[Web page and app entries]
-*-
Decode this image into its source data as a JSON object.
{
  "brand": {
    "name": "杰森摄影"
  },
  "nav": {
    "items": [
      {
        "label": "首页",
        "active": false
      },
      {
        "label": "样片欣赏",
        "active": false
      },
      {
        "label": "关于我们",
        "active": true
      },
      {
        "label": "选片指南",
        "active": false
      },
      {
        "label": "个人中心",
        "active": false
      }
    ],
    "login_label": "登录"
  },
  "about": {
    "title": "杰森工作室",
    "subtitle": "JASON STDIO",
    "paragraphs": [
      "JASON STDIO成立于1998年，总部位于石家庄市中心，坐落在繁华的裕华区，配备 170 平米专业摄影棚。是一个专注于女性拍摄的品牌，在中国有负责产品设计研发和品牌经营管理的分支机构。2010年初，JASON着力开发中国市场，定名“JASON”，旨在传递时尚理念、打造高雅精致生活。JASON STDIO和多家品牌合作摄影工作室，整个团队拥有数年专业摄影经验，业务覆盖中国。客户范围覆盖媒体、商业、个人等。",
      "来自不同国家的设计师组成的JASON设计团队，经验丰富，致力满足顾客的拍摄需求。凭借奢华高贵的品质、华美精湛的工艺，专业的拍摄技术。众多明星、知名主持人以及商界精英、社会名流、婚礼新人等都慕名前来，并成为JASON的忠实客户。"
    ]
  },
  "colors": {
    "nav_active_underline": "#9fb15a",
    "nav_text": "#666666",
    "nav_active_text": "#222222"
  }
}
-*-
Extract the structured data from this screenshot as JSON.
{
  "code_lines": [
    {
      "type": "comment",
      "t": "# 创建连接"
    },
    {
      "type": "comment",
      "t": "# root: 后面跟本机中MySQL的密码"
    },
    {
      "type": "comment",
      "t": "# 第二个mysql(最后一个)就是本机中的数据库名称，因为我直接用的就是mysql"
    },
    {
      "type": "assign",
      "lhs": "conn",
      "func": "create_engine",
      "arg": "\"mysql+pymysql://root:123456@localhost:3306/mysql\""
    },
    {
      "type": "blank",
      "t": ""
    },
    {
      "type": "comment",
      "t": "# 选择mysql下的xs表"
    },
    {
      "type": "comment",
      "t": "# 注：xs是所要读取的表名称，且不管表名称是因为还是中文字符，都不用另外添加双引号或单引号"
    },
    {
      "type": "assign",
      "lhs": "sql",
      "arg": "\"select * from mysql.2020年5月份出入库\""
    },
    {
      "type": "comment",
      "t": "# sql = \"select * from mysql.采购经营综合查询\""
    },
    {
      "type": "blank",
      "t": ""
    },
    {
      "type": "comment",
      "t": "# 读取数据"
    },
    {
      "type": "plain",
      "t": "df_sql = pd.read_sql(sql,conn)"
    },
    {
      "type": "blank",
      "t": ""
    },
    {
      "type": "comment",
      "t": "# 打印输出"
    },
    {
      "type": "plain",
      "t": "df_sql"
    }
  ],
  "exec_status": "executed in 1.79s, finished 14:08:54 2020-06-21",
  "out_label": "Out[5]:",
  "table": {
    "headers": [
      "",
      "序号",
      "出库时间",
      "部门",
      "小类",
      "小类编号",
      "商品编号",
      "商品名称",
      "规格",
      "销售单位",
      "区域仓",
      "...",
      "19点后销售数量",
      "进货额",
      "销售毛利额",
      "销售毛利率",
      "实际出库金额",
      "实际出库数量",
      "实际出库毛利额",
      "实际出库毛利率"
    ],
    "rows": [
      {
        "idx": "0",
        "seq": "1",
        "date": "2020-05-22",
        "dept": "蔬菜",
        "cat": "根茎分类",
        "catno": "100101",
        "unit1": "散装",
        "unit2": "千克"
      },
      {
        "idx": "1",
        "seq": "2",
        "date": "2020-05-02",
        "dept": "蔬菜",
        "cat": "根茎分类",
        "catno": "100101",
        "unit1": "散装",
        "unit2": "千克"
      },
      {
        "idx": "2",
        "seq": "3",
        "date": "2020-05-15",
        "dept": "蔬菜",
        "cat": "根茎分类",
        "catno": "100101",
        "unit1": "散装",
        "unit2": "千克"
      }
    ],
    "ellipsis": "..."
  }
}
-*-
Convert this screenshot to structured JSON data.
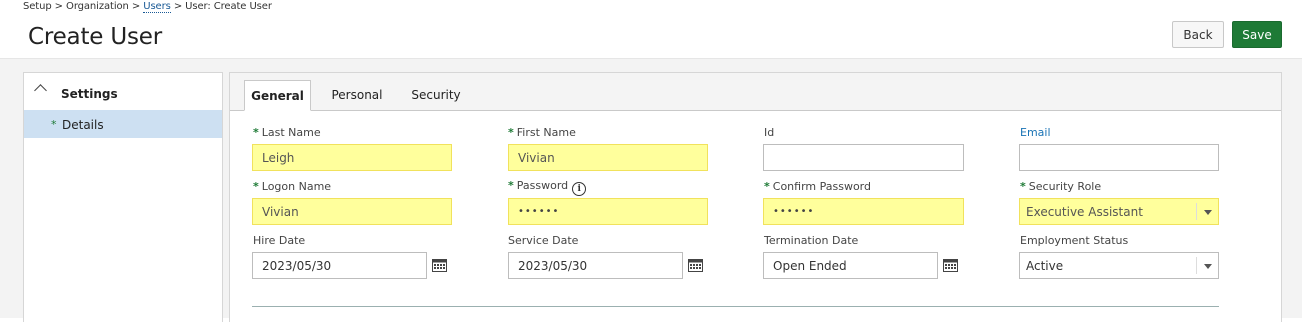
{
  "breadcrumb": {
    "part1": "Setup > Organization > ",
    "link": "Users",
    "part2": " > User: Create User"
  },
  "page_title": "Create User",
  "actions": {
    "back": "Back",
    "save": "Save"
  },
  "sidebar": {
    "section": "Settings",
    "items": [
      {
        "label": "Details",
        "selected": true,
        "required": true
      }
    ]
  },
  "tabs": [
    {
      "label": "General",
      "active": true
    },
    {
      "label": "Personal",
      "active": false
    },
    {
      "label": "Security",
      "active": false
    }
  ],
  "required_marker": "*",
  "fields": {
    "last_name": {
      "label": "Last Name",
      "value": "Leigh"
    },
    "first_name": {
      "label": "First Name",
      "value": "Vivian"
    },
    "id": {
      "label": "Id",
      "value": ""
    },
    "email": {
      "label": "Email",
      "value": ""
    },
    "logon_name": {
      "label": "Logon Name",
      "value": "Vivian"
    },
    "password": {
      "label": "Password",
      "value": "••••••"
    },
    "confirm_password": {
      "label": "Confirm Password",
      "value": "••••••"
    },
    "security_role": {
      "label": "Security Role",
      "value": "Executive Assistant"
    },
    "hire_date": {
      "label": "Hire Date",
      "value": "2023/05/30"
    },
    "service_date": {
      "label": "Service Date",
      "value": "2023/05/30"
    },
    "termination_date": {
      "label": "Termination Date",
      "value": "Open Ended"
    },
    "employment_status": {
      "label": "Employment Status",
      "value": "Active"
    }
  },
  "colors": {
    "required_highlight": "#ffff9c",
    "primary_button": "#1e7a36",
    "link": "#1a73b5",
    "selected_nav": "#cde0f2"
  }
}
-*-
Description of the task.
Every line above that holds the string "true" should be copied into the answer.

Response to this exercise.
        "active": true
        "selected": true,
        "required": true
      "active": true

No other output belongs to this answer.